/bin/true, and then loaded it again without its shared libraries. You also saw
proj.loaderand a few things it could do. Now, we'll dive into the nuances of these interfaces and the things they can tell you.
examples/fauxware/fauxwareand take a deeper look at how to interact with the loader.
cle.Loader) represents an entire conglomerate of loaded binary objects, loaded and mapped into a single memory space. Each binary object is loaded by a loader backend that can handle its filetype (a subclass of
cle.Backend). For example,
cle.ELFis used to load ELF binaries.
loader.all_objects, as well as several more targeted classifications:
loader.find_symbol, which takes either a name or an address and returns a Symbol object.
.rebased_addris its address in the global address space.

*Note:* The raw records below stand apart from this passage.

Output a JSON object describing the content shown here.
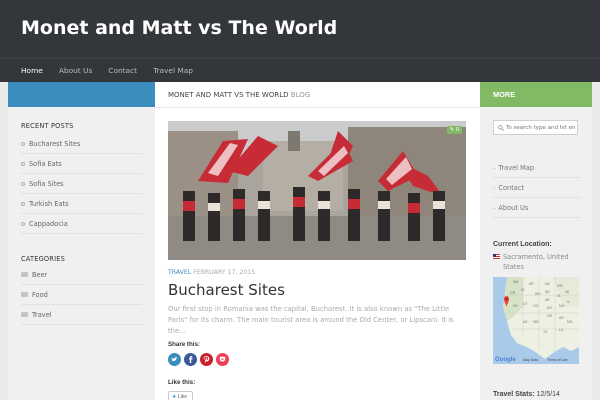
{
  "site": {
    "title": "Monet and Matt vs The World"
  },
  "nav": [
    {
      "label": "Home"
    },
    {
      "label": "About Us"
    },
    {
      "label": "Contact"
    },
    {
      "label": "Travel Map"
    }
  ],
  "left": {
    "recent_title": "Recent Posts",
    "recent_posts": [
      "Bucharest Sites",
      "Sofia Eats",
      "Sofia Sites",
      "Turkish Eats",
      "Cappadocia"
    ],
    "categories_title": "Categories",
    "categories": [
      "Beer",
      "Food",
      "Travel"
    ]
  },
  "main": {
    "heading": "Monet and Matt vs The World",
    "heading_suffix": "Blog",
    "comment_count": "0",
    "post": {
      "category": "Travel",
      "date": "February 17, 2015",
      "title": "Bucharest Sites",
      "excerpt": "Our first stop in Romania was the capital, Bucharest. It is also known as \"The Little Paris\" for its charm. The main tourist area is around the Old Center, or Lipscani. It is the…"
    },
    "share_label": "Share this:",
    "share_buttons": [
      "twitter",
      "facebook",
      "pinterest",
      "pocket"
    ],
    "like_label": "Like this:",
    "like_button": "Like"
  },
  "right": {
    "more_label": "More",
    "search_placeholder": "To search type and hit en",
    "links": [
      "Travel Map",
      "Contact",
      "About Us"
    ],
    "location_title": "Current Location:",
    "location": "Sacramento, United States",
    "map_labels": {
      "google": "Google",
      "map_data": "Map Data",
      "terms": "Terms of Use",
      "states": [
        "WA",
        "MT",
        "OR",
        "ID",
        "NV",
        "UT",
        "CO",
        "AZ",
        "NM",
        "WY",
        "ND",
        "SD",
        "NE",
        "KS",
        "OK",
        "TX",
        "MN",
        "IA",
        "MO",
        "AR",
        "LA",
        "WI",
        "IL",
        "MS"
      ]
    },
    "stats_label": "Travel Stats:",
    "stats_value": "12/5/14"
  },
  "colors": {
    "header": "#33363b",
    "blue": "#3b8dbd",
    "green": "#82b965"
  }
}
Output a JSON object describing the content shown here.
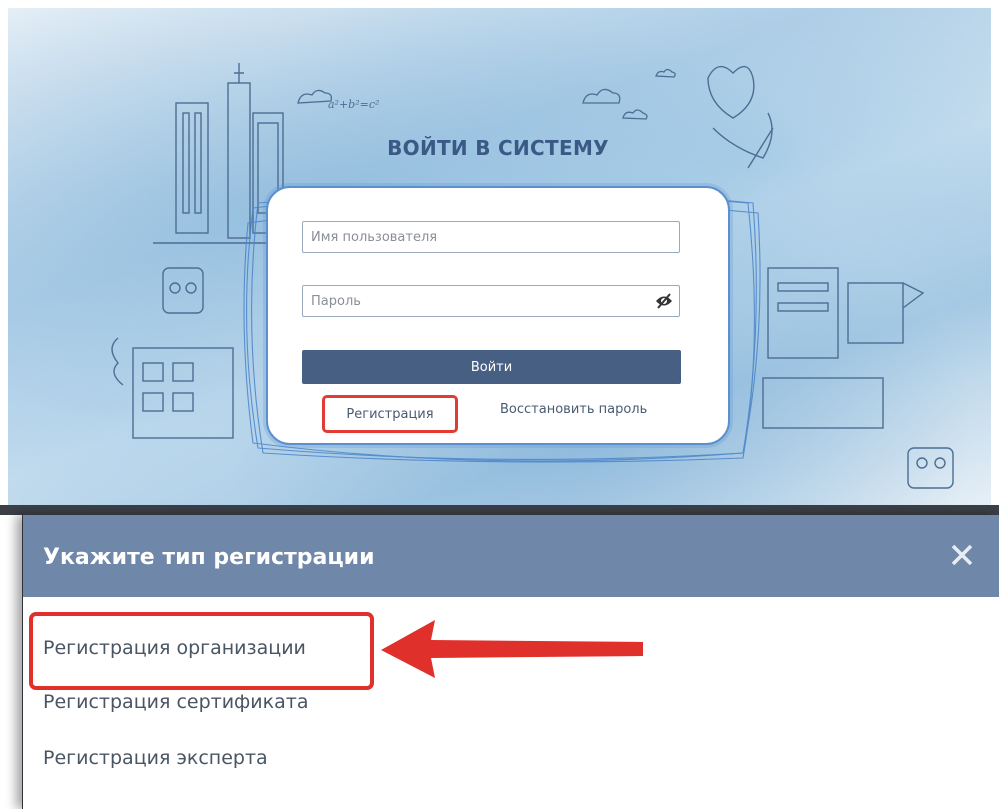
{
  "login": {
    "title": "ВОЙТИ В СИСТЕМУ",
    "username_placeholder": "Имя пользователя",
    "password_placeholder": "Пароль",
    "login_button": "Войти",
    "register_link": "Регистрация",
    "recover_link": "Восстановить пароль",
    "doodle_formula": "a²+b²=c²",
    "eye_icon": "eye-slash-icon"
  },
  "modal": {
    "title": "Укажите тип регистрации",
    "close_icon": "close-icon",
    "options": [
      "Регистрация организации",
      "Регистрация сертификата",
      "Регистрация эксперта"
    ]
  },
  "colors": {
    "accent_button": "#465f82",
    "modal_header": "#6f87a8",
    "highlight_red": "#e0302b",
    "title_blue": "#3a5a85"
  }
}
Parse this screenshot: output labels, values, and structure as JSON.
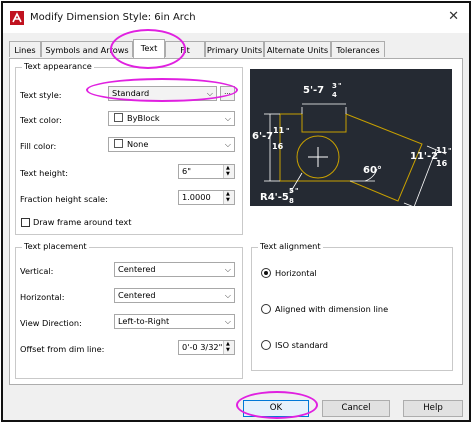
{
  "window": {
    "title": "Modify Dimension Style: 6in Arch",
    "close_glyph": "✕"
  },
  "tabs": [
    {
      "label": "Lines"
    },
    {
      "label": "Symbols and Arrows"
    },
    {
      "label": "Text"
    },
    {
      "label": "Fit"
    },
    {
      "label": "Primary Units"
    },
    {
      "label": "Alternate Units"
    },
    {
      "label": "Tolerances"
    }
  ],
  "active_tab": "Text",
  "text_appearance": {
    "title": "Text appearance",
    "text_style_label": "Text style:",
    "text_style_value": "Standard",
    "ellipsis_label": "...",
    "text_color_label": "Text color:",
    "text_color_value": "ByBlock",
    "fill_color_label": "Fill color:",
    "fill_color_value": "None",
    "text_height_label": "Text height:",
    "text_height_value": "6\"",
    "fraction_label": "Fraction height scale:",
    "fraction_value": "1.0000",
    "draw_frame_label": "Draw frame around text",
    "draw_frame_checked": false
  },
  "text_placement": {
    "title": "Text placement",
    "vertical_label": "Vertical:",
    "vertical_value": "Centered",
    "horizontal_label": "Horizontal:",
    "horizontal_value": "Centered",
    "view_dir_label": "View Direction:",
    "view_dir_value": "Left-to-Right",
    "offset_label": "Offset from dim line:",
    "offset_value": "0'-0 3/32\""
  },
  "text_alignment": {
    "title": "Text alignment",
    "options": [
      {
        "label": "Horizontal",
        "selected": true
      },
      {
        "label": "Aligned with dimension line",
        "selected": false
      },
      {
        "label": "ISO standard",
        "selected": false
      }
    ]
  },
  "preview": {
    "dim_top_main": "5'-7",
    "dim_top_num": "3",
    "dim_top_den": "4",
    "dim_top_suffix": "\"",
    "dim_left_main": "6'-7",
    "dim_left_num": "11",
    "dim_left_den": "16",
    "dim_left_suffix": "\"",
    "dim_right_main": "11'-2",
    "dim_right_num": "11",
    "dim_right_den": "16",
    "dim_right_suffix": "\"",
    "dim_angle": "60°",
    "dim_radius_main": "R4'-5",
    "dim_radius_num": "5",
    "dim_radius_den": "8",
    "dim_radius_suffix": "\"",
    "colors": {
      "background": "#252a33",
      "geometry": "#c8a000",
      "dimension": "#ffffff"
    }
  },
  "buttons": {
    "ok": "OK",
    "cancel": "Cancel",
    "help": "Help"
  },
  "highlight_color": "#e020e0"
}
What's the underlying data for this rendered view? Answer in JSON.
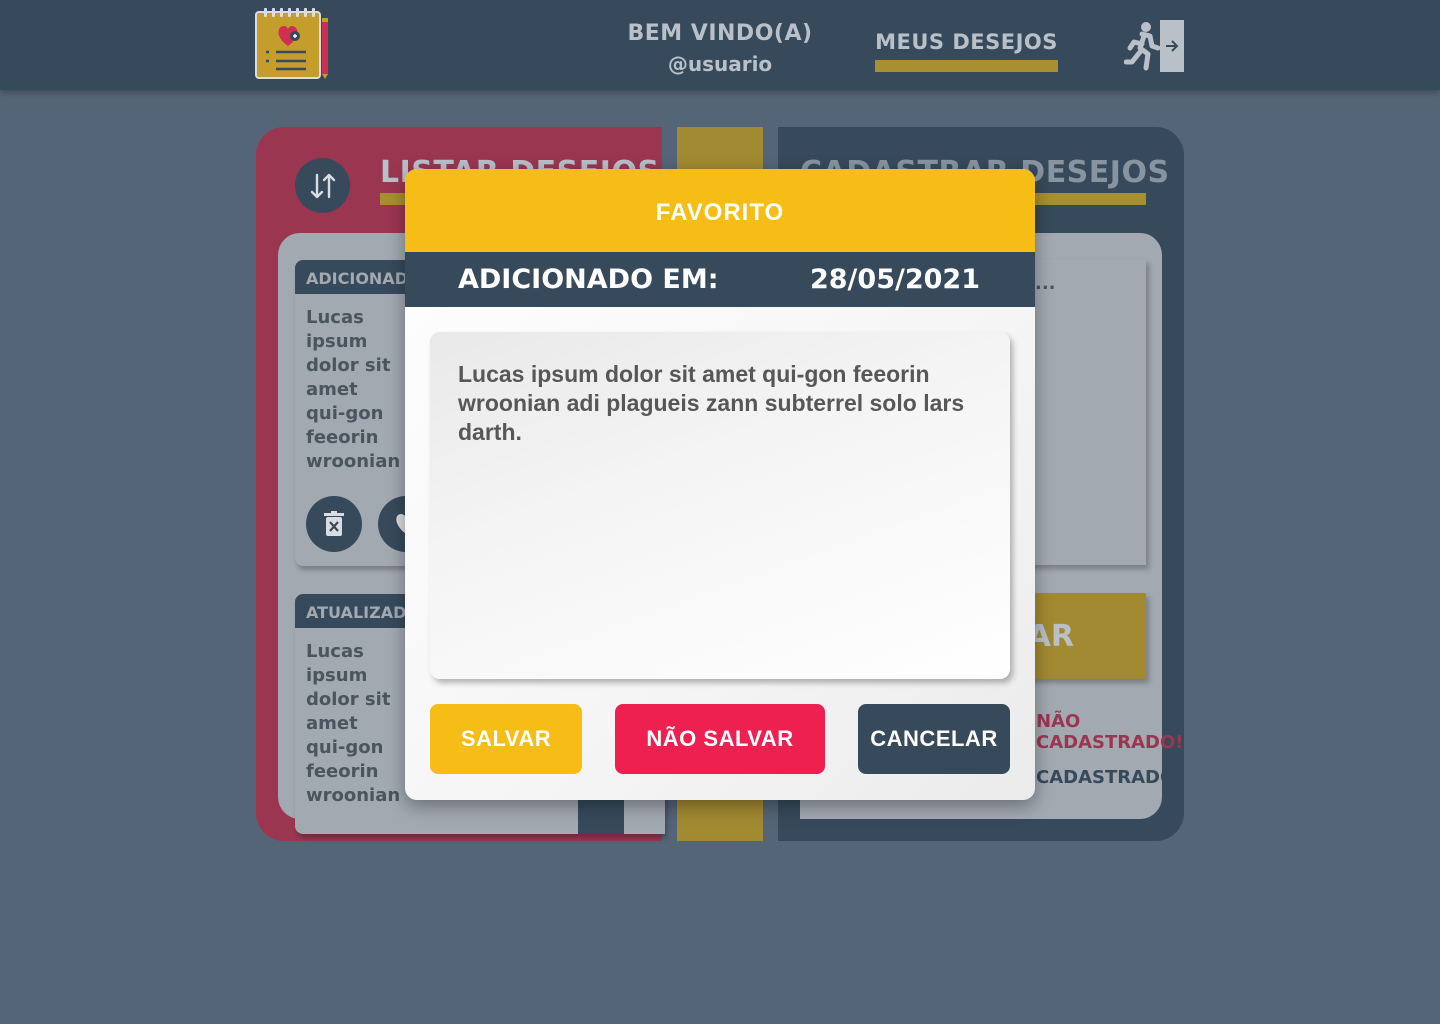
{
  "header": {
    "welcome_line1": "BEM VINDO(A)",
    "welcome_line2": "@usuario",
    "nav_wishes": "MEUS DESEJOS",
    "logo_icon": "wishlist-notepad-icon",
    "exit_icon": "exit-door-icon"
  },
  "list_panel": {
    "title": "LISTAR DESEJOS",
    "sort_icon": "sort-arrows-icon",
    "items": [
      {
        "head": "ADICIONADO",
        "text": "Lucas ipsum dolor sit amet qui-gon feeorin wroonian adi plagueis zann subterrel solo lars darth..."
      },
      {
        "head": "ATUALIZADO",
        "text": "Lucas ipsum dolor sit amet qui-gon feeorin wroonian adi plagueis zann subterrel solo lars darth..."
      }
    ]
  },
  "register_panel": {
    "title": "CADASTRAR DESEJOS",
    "placeholder_dots": "...",
    "save_label": "SALVAR",
    "msg_error": "NÃO CADASTRADO!",
    "msg_success": "CADASTRADO!"
  },
  "modal": {
    "title": "FAVORITO",
    "date_label": "ADICIONADO EM:",
    "date_value": "28/05/2021",
    "text": "Lucas ipsum dolor sit amet qui-gon feeorin wroonian adi plagueis zann subterrel solo lars darth.",
    "save_button": "SALVAR",
    "nosave_button": "NÃO SALVAR",
    "cancel_button": "CANCELAR"
  },
  "colors": {
    "background": "#546577",
    "navy": "#374a5b",
    "yellow": "#f6bd16",
    "red": "#ed2050",
    "crimson": "#9b3651",
    "gold": "#a88f31"
  }
}
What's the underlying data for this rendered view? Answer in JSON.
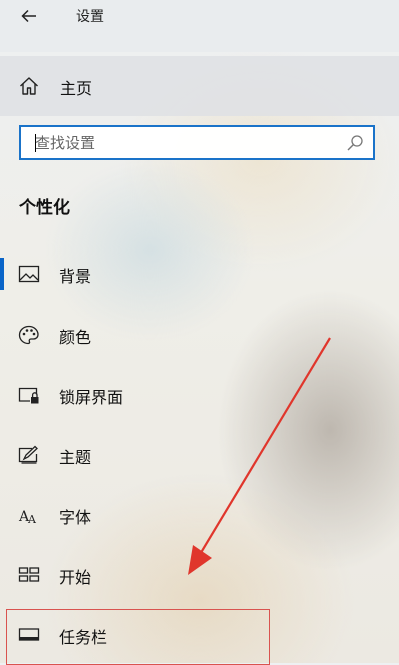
{
  "window": {
    "title": "设置"
  },
  "home": {
    "label": "主页"
  },
  "search": {
    "placeholder": "查找设置",
    "value": ""
  },
  "section": {
    "title": "个性化"
  },
  "nav_items": [
    {
      "label": "背景",
      "icon": "image-icon",
      "selected": true
    },
    {
      "label": "颜色",
      "icon": "palette-icon"
    },
    {
      "label": "锁屏界面",
      "icon": "lock-screen-icon"
    },
    {
      "label": "主题",
      "icon": "theme-icon"
    },
    {
      "label": "字体",
      "icon": "font-icon"
    },
    {
      "label": "开始",
      "icon": "start-icon"
    },
    {
      "label": "任务栏",
      "icon": "taskbar-icon"
    }
  ],
  "annotation": {
    "arrow_color": "#e0362c",
    "box_color": "#d9534f",
    "highlighted_item": "任务栏"
  },
  "colors": {
    "accent": "#0a64c8",
    "search_border": "#1a73c9"
  }
}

This is what is shown in the print output.
.linked_addris its address relative to the prelinked base of the binary. This is the address reported in, for example,
.relative_addris its address relative to the object base. This is known in the literature (particularly the Windows literature) as an RVA (relative virtual address).
obj.relocs, or just a mapping from symbol name to Relocation as
obj.imports. There is no corresponding list of export symbols.
.symbol. The address the relocation will write to is accessable through any of the address identifiers you can use for Symbol, and you can get a reference to the object requesting the relocation with
loader.extern_obj) to claim it provides the symbol as an export.
angr.Projectand you want to pass an option to the
cle.Loaderinstance that Project implicitly creates, you can just pass the keyword argument directly to the Project constructor, and it will be passed on to CLE. You should look at the CLE API docs. if you want to know everything that could possibly be passed in as an option, but we will go over some important and frequently used options here.
auto_load_libsalready - it enables or disables CLE's attempt to automatically resolve shared library dependencies, and is on by default. Additionally, there is the opposite,
except_missing_libs, which, if set to true, will cause an exception to be thrown whenever a binary has a shared library dependency that cannot be resolved.
force_load_libsand anything listed will be treated as an unresolved shared library dependency right out of the gate, or you can pass a list of strings to
skip_libsto prevent any library of that name from being resolved as a dependency. Additionally, you can pass a list of strings (or a single string) to
ld_path, which will be used as an additional search path for shared libraries, before any of the defaults: the same directory as the loaded program, the current working directory, and your system libraries.
lib_optsdo this by taking dictionaries of options.
main_optsis a mapping from option names to option values, while
lib_optsis a mapping from library name to dictionaries mapping option names to option values.
backend- which backend to use, as either a class or a name
base_addr- a base address to use
entry_point- an entry point to use
arch- the name of an architecture to use
archspecified. The key doesn't need to match any list of architectures; angr will identify which architecture you mean given almost any common identifier for any supported arch.
angr.SIM_PROCEDURESdictionary, which is two-leveled, keyed first on the package name (libc, posix, win32, stubs) and then on the name of the library function. Executing a SimProcedure instead of the actual library function that gets loaded from your system makes analysis a LOT more tractable, at the cost of some potential inaccuracies.
True(this is the default), then the real library function is executed instead. This may or may not be what you want, depending on the actual function. For example, some of libc's functions are extremely complex to analyze and will most likely cause an explosion of the number of states for the path trying to execute them.
False, then external functions are unresolved, and Project will resolve them to a generic "stub" SimProcedure called
ReturnUnconstrained. It does what its name says: it returns a unique unconstrained symbolic value each time it is called.
use_sim_procedures(this is a parameter to
Trueby default), then only symbols provided by the extern object will be replaced with SimProcedures, and they will be replaced by a stub
ReturnUnconstrained, which does nothing but return a symbolic value.
angr.Project._register_objectfor the exact algorithm.
proj.hook(addr, hook), where
hookis a SimProcedure instance. You can manage your project's hooks with
.hooked_by, which should hopefully not require explanation.
proj.hook(addr)as a function decorator. If you do this, you can also optionally specify a
lengthkeyword argument to make execution jump some number of bytes forward after your hook finishes.
proj.hook_symbol(name, hook), providing the name of a symbol as the first argument, to hook the address where the symbol lives. One very important usage of this is to extend the behavior of angr's built-in library SimProcedures. Since these library functions are just classes, you can subclass them, overriding pieces of their behavior, and then use your subclass in a hook.